Authenticity is a central concept in the preservation of records- it means that a record ‘conforms with the original’. It may not change or be corrupted if that affects this.
Take for example a parliamentary decree written on a paper document, reflecting the date and the names of those involved. This information gives the document more credibility as an original and valuable source of knowledge. Nothing in this parliamentary record may be changed after it has been created. Should unlawful modifications nevertheless be introduced, they will generally be clearly visible.

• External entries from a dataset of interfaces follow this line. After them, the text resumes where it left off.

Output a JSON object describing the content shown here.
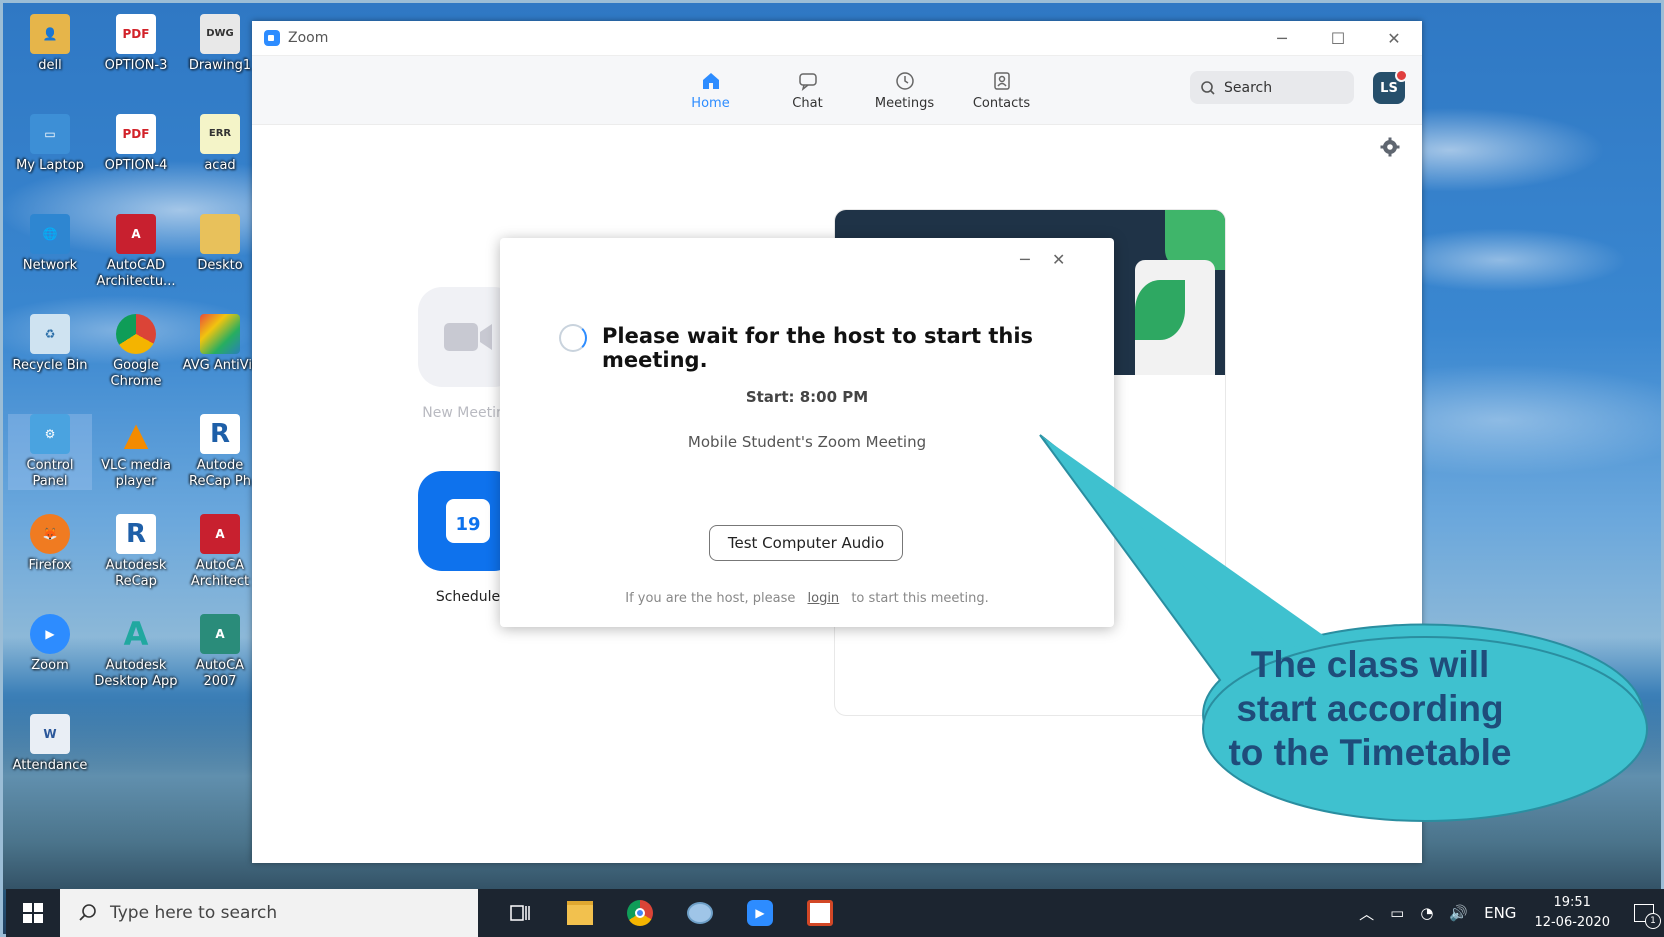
{
  "desktop": {
    "icons": [
      {
        "label": "dell",
        "icon": "user-folder-icon"
      },
      {
        "label": "OPTION-3",
        "icon": "pdf-icon"
      },
      {
        "label": "Drawing1",
        "icon": "dwg-file-icon"
      },
      {
        "label": "My Laptop",
        "icon": "computer-icon"
      },
      {
        "label": "OPTION-4",
        "icon": "pdf-icon"
      },
      {
        "label": "acad",
        "icon": "error-file-icon"
      },
      {
        "label": "Network",
        "icon": "network-icon"
      },
      {
        "label": "AutoCAD Architectu...",
        "icon": "autocad-icon"
      },
      {
        "label": "Deskto",
        "icon": "folder-icon"
      },
      {
        "label": "Recycle Bin",
        "icon": "recycle-bin-icon"
      },
      {
        "label": "Google Chrome",
        "icon": "chrome-icon"
      },
      {
        "label": "AVG AntiVir",
        "icon": "avg-icon"
      },
      {
        "label": "Control Panel",
        "icon": "control-panel-icon"
      },
      {
        "label": "VLC media player",
        "icon": "vlc-icon"
      },
      {
        "label": "Autode ReCap Ph",
        "icon": "recap-photo-icon"
      },
      {
        "label": "Firefox",
        "icon": "firefox-icon"
      },
      {
        "label": "Autodesk ReCap",
        "icon": "recap-icon"
      },
      {
        "label": "AutoCA Architect",
        "icon": "autocad-icon"
      },
      {
        "label": "Zoom",
        "icon": "zoom-icon"
      },
      {
        "label": "Autodesk Desktop App",
        "icon": "autodesk-app-icon"
      },
      {
        "label": "AutoCA 2007",
        "icon": "autocad-2007-icon"
      },
      {
        "label": "Attendance",
        "icon": "word-doc-icon"
      }
    ]
  },
  "zoom": {
    "window_title": "Zoom",
    "tabs": [
      {
        "label": "Home",
        "icon": "home-icon"
      },
      {
        "label": "Chat",
        "icon": "chat-icon"
      },
      {
        "label": "Meetings",
        "icon": "clock-icon"
      },
      {
        "label": "Contacts",
        "icon": "contacts-icon"
      }
    ],
    "search_placeholder": "Search",
    "avatar_initials": "LS",
    "new_meeting_label": "New Meeting",
    "schedule_label": "Schedule",
    "schedule_day": "19"
  },
  "dialog": {
    "headline": "Please wait for the host to start this meeting.",
    "start_time": "Start: 8:00 PM",
    "meeting_name": "Mobile Student's Zoom Meeting",
    "test_audio_label": "Test Computer Audio",
    "host_prefix": "If you are the host, please",
    "login_link": "login",
    "host_suffix": "to start this meeting."
  },
  "callout": {
    "text": "The class will start according to the Timetable",
    "fill": "#3fc1cf",
    "text_color": "#1f4c7a"
  },
  "taskbar": {
    "search_placeholder": "Type here to search",
    "language": "ENG",
    "time": "19:51",
    "date": "12-06-2020",
    "notification_count": "1"
  },
  "colors": {
    "zoom_blue": "#2d8cff",
    "taskbar": "#1c2530"
  }
}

It is more difficult to determine the authenticity of digital records, to assess whether the current representation accords with the original, and if the original function of the record has been preserved. Uncertainty about the document creator, or the business process in which the record was used, brings the authenticity of a record into question.